◆ Data under study ◆
- Opening Delimiter -

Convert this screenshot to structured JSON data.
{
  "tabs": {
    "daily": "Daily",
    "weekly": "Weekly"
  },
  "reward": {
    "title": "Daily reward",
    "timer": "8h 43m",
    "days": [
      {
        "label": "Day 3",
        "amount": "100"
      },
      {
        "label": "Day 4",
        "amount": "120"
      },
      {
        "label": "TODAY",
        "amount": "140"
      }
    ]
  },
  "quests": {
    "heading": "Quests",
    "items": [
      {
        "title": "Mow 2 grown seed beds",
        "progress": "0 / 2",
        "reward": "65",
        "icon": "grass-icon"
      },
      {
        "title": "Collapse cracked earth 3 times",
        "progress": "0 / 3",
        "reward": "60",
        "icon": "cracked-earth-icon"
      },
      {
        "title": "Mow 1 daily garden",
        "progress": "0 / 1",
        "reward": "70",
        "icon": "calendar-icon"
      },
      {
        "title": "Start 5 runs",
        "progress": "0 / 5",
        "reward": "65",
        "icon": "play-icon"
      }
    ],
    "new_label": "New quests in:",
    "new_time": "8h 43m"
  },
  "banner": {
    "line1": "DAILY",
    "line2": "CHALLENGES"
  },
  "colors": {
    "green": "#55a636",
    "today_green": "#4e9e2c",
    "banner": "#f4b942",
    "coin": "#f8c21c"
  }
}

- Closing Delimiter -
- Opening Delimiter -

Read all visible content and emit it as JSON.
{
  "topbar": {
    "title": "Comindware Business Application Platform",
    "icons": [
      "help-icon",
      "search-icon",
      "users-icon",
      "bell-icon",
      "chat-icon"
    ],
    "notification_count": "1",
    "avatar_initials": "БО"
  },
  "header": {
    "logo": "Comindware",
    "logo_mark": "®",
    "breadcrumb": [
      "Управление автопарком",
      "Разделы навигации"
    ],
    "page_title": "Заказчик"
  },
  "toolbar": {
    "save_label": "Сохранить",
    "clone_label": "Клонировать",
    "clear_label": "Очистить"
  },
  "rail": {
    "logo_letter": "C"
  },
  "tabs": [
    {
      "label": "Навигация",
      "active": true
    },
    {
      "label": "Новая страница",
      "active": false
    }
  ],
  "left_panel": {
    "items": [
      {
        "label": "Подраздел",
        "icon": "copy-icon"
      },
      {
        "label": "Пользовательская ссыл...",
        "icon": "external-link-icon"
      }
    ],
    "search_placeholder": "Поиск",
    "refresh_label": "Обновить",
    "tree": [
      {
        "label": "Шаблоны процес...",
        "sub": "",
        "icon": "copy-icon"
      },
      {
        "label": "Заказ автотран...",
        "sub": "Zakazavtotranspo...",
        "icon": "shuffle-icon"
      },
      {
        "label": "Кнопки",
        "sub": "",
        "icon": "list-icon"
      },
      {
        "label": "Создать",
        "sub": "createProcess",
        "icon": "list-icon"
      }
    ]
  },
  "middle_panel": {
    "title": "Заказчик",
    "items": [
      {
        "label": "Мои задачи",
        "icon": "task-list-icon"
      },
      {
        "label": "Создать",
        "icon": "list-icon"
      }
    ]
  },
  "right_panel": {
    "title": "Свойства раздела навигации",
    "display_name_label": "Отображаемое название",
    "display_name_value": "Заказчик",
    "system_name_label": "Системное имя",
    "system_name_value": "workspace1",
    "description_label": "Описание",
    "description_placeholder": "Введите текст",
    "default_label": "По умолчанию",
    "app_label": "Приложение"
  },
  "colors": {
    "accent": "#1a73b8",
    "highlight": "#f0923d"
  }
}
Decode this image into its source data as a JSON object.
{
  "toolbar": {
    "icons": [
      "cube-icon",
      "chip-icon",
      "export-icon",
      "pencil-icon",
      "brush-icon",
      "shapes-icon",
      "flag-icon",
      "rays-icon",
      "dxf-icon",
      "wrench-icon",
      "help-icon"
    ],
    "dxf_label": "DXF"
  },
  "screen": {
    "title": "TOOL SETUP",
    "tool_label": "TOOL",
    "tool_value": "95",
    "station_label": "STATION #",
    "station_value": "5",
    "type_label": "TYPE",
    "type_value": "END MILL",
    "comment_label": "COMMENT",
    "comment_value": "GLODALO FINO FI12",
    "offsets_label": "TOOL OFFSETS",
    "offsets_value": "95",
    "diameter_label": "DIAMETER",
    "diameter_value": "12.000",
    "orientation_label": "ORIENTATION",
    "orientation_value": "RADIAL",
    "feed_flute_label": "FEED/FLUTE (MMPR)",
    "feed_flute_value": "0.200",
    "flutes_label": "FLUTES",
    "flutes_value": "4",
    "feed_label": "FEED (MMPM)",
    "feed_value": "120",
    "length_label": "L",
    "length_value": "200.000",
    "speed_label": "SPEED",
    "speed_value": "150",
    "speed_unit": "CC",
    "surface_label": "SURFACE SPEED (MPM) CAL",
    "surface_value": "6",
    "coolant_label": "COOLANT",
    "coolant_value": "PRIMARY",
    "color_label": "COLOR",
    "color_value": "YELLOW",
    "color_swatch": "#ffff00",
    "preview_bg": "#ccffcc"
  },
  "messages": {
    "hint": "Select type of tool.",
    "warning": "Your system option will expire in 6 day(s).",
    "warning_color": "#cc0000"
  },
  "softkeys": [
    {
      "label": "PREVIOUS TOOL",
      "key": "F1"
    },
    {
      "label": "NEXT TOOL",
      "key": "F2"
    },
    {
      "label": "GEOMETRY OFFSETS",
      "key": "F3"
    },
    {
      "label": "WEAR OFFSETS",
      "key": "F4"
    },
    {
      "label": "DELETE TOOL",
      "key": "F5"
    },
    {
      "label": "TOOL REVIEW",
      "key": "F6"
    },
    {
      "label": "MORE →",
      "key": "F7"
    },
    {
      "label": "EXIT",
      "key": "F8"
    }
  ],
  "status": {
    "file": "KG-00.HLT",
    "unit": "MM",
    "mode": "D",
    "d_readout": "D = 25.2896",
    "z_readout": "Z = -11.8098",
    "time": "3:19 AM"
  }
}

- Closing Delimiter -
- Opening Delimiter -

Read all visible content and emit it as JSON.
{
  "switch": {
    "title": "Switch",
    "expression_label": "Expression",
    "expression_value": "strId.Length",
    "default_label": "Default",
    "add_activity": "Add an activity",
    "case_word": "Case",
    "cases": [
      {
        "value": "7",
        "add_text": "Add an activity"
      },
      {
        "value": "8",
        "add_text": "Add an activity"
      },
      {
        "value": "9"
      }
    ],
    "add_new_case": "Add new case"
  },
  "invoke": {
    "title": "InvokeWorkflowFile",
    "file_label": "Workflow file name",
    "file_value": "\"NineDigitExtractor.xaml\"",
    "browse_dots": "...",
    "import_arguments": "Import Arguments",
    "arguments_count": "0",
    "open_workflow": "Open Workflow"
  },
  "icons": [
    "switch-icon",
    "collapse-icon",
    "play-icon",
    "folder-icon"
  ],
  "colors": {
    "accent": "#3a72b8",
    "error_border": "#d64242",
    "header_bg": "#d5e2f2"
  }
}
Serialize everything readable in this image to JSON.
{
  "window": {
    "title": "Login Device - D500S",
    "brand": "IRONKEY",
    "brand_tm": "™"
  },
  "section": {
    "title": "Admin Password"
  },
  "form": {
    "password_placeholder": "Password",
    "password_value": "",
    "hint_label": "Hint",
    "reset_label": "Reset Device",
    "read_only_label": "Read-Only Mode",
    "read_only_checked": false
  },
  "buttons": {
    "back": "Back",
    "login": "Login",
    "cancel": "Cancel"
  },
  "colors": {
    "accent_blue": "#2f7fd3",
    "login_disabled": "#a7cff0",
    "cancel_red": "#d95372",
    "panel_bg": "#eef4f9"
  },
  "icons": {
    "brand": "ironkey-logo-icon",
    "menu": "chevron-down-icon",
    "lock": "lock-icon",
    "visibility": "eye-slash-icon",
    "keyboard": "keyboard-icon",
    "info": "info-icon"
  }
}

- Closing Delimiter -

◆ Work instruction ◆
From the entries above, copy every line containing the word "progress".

◆ Response area ◆
        "progress": "0 / 2",
        "progress": "0 / 3",
        "progress": "0 / 1",
        "progress": "0 / 5",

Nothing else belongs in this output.